Think of a whitepaper as being more of as a marketing document, where you are proposing an idea, which will solve an existing problem in the market. On the other hand, a yellow paper is the scientific details of your project, being more specific in nature and very concise. It will contain the specifications of your protocol, which is a little difficult to decipher for those who are not proficient in mathematics and technical terminologies. Often, companies get their technology tested or peer-reviewed, details of which are also included in this document. The whole idea is to establish the business’ viability, while building technical trust in the project.

In the past, we have often seen how companies raise money through ICOs, with lots of promises made to investors. However, soon enough, their technology fails, and investors end up losing their money. It is precisely for this reason that yellow papers should be included in your ICO checklist, so that investors have more confidence in your token launch.

The Original: Ethereum Yellow Paper

Developed by Dr. Gavin Wood, a British Programmer in 2014, the Ethereum yellow paper is the first-ever of such documents to be written.

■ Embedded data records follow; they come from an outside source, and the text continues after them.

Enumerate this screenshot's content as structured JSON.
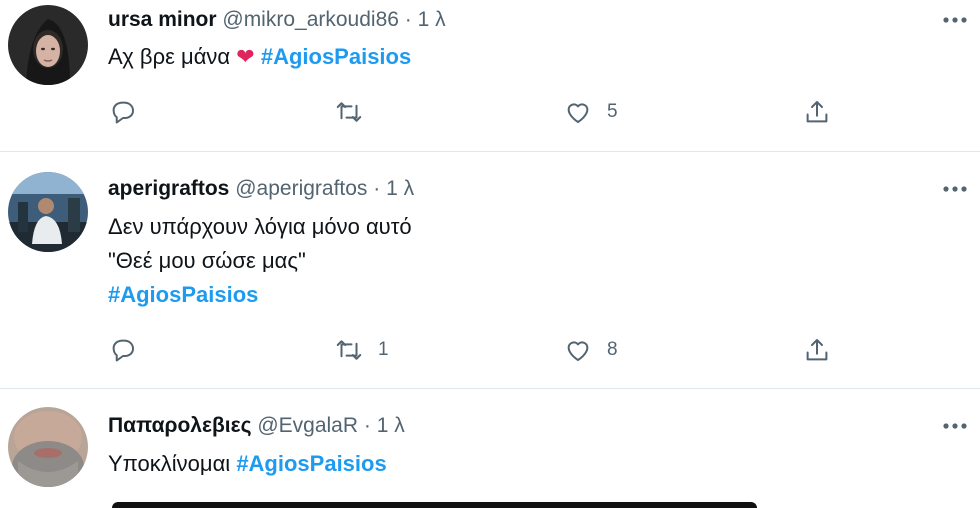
{
  "tweets": [
    {
      "name": "ursa minor",
      "handle": "@mikro_arkoudi86",
      "dot": "·",
      "time": "1 λ",
      "text_plain": "Αχ βρε μάνα",
      "heart": "❤",
      "hashtag": "#AgiosPaisios",
      "reply_count": "",
      "retweet_count": "",
      "like_count": "5"
    },
    {
      "name": "aperigraftos",
      "handle": "@aperigraftos",
      "dot": "·",
      "time": "1 λ",
      "line1": "Δεν υπάρχουν λόγια μόνο αυτό",
      "line2": "\"Θεέ μου σώσε μας\"",
      "hashtag": "#AgiosPaisios",
      "reply_count": "",
      "retweet_count": "1",
      "like_count": "8"
    },
    {
      "name": "Παπαρολεβιες",
      "handle": "@EvgalaR",
      "dot": "·",
      "time": "1 λ",
      "text_plain": "Υποκλίνομαι",
      "hashtag": "#AgiosPaisios"
    }
  ],
  "colors": {
    "hashtag": "#1d9bf0",
    "secondary_text": "#536471",
    "primary_text": "#0f1419",
    "heart": "#e0245e",
    "divider": "#e1e8ed"
  },
  "icons": {
    "reply": "reply-icon",
    "retweet": "retweet-icon",
    "like": "like-icon",
    "share": "share-icon",
    "more": "more-icon"
  }
}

It outlines the formal definition of the Ethereum protocol, currently maintained by Nick Savers, along with contributions from people around the world.

As you might know, Ethereum’s protocol is a free source code, where anyone can contribute or take help from. It defines how “smart contracts” can analyse the performance of transactions, without involving any third party. It can be related to any form of computer programme and is widely used in the world of cryptocurrency. In fact, smart contracts are responsible for a majority of token launches as well as innovations in the blockchain space today.

The document is an apt example of a team that takes its work, community, investors and reputation very seriously.

Flaws in the Ethereum Yellow Paper Today

Although a defining document, it does have its share of problems that have surfaced in recent times. If you are convinced about including a yellow paper in your ICO strategy, make a note to address these issues in your document.

  1. As the Ethereum network keeps expanding, it is facing scalability and speed issues. However, the yellow paper, which is the primary document that developers use for coding reference, has not been recently updated to address such issues.
  2. During the update in 2017, through the Ethereum’s Hard Fork, called Byzantium, consensus errors arose because developers did not find any precise points or guides in the yellow paper. Developers in the network have to rely on community consensus in order to confirm that things are working properly. A yellow paper should be a very precise and clear guide.
  3. The language of the yellow paper is highly complex with mathematical connotations. So much so that the average developer doesn’t understand it. Keep in mind that many developers would prefer specific programming language.
  4. The complex language limits the entry of new participants in the network. Not many people know the language well enough to suggest any significant changes to it.
  5. Gavin Wood’s own relationship with Ethereum is controversial now, given that he has left the team.

So, the next time you are wondering what to do for launching an ICO, do not forget to include a yellow paper that is devoid of all these problems but elaborates your project’s tech.